__PROBLEM TO SOLVE__: Return the full set of entries below exactly, leaving every image out.

__PROVIDED DATA__:
_ _ _

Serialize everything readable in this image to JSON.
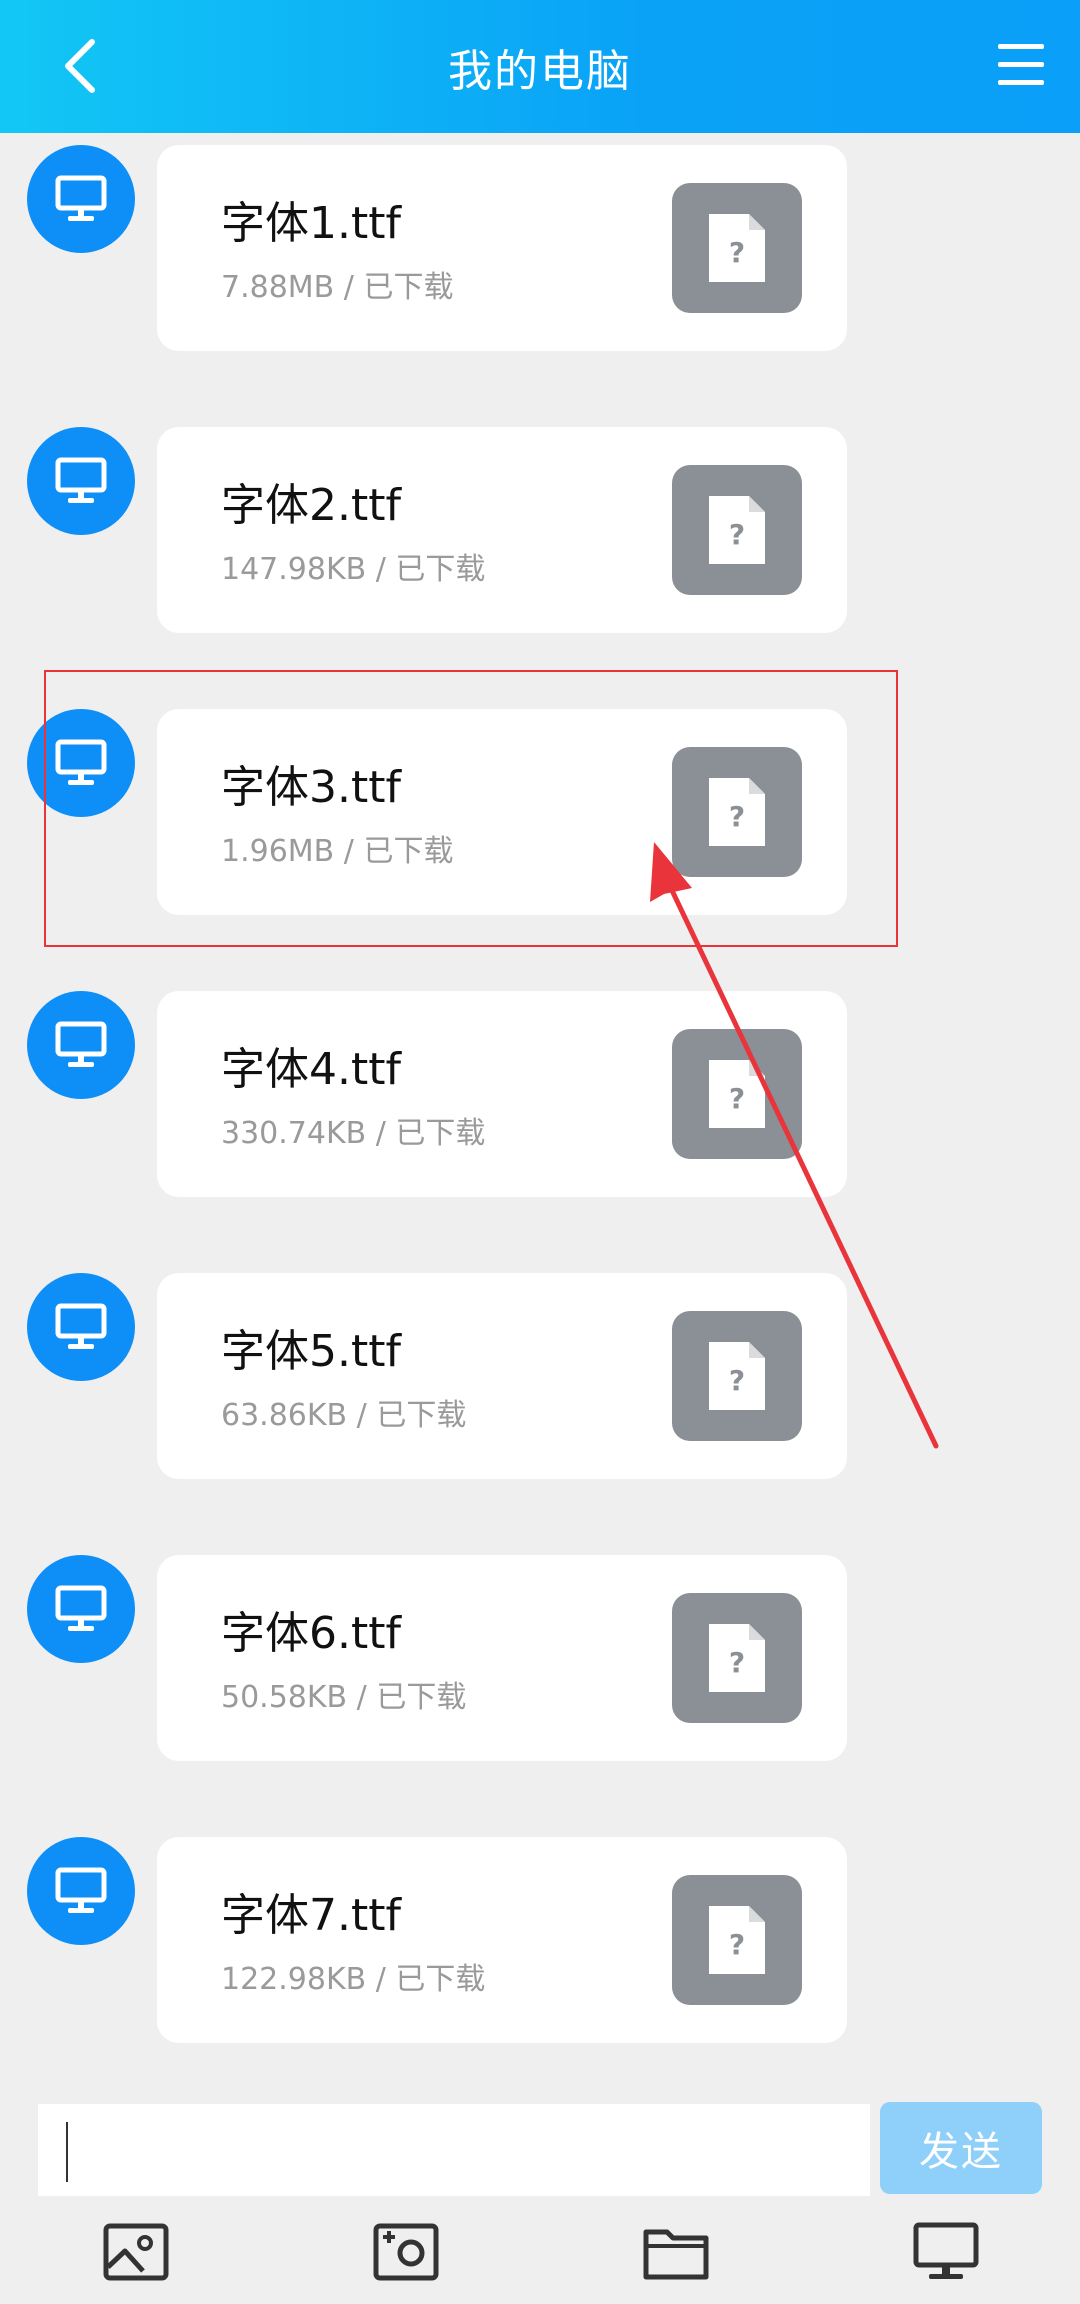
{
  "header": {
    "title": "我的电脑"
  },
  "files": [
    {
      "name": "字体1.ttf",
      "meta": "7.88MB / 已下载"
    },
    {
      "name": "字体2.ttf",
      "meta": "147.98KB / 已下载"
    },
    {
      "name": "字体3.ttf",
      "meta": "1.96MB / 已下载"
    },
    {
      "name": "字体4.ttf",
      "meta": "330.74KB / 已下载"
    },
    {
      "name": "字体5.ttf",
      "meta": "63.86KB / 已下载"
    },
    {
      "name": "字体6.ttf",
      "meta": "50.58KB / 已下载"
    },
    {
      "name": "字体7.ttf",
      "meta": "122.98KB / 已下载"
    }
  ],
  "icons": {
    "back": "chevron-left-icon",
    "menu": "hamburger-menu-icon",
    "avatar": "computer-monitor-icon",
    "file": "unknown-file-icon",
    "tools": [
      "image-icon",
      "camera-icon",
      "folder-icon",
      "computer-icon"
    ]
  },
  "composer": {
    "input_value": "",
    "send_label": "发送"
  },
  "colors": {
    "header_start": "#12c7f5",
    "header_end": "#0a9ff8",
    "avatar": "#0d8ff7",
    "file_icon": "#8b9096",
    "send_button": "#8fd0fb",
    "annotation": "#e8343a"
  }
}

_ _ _

__OUTPUT FOR THIS TASK__:
Serialize everything readable in this image to JSON.
{
  "header": {
    "title": "我的电脑"
  },
  "files": [
    {
      "name": "字体1.ttf",
      "meta": "7.88MB / 已下载"
    },
    {
      "name": "字体2.ttf",
      "meta": "147.98KB / 已下载"
    },
    {
      "name": "字体3.ttf",
      "meta": "1.96MB / 已下载"
    },
    {
      "name": "字体4.ttf",
      "meta": "330.74KB / 已下载"
    },
    {
      "name": "字体5.ttf",
      "meta": "63.86KB / 已下载"
    },
    {
      "name": "字体6.ttf",
      "meta": "50.58KB / 已下载"
    },
    {
      "name": "字体7.ttf",
      "meta": "122.98KB / 已下载"
    }
  ],
  "icons": {
    "back": "chevron-left-icon",
    "menu": "hamburger-menu-icon",
    "avatar": "computer-monitor-icon",
    "file": "unknown-file-icon",
    "tools": [
      "image-icon",
      "camera-icon",
      "folder-icon",
      "computer-icon"
    ]
  },
  "composer": {
    "input_value": "",
    "send_label": "发送"
  },
  "colors": {
    "header_start": "#12c7f5",
    "header_end": "#0a9ff8",
    "avatar": "#0d8ff7",
    "file_icon": "#8b9096",
    "send_button": "#8fd0fb",
    "annotation": "#e8343a"
  }
}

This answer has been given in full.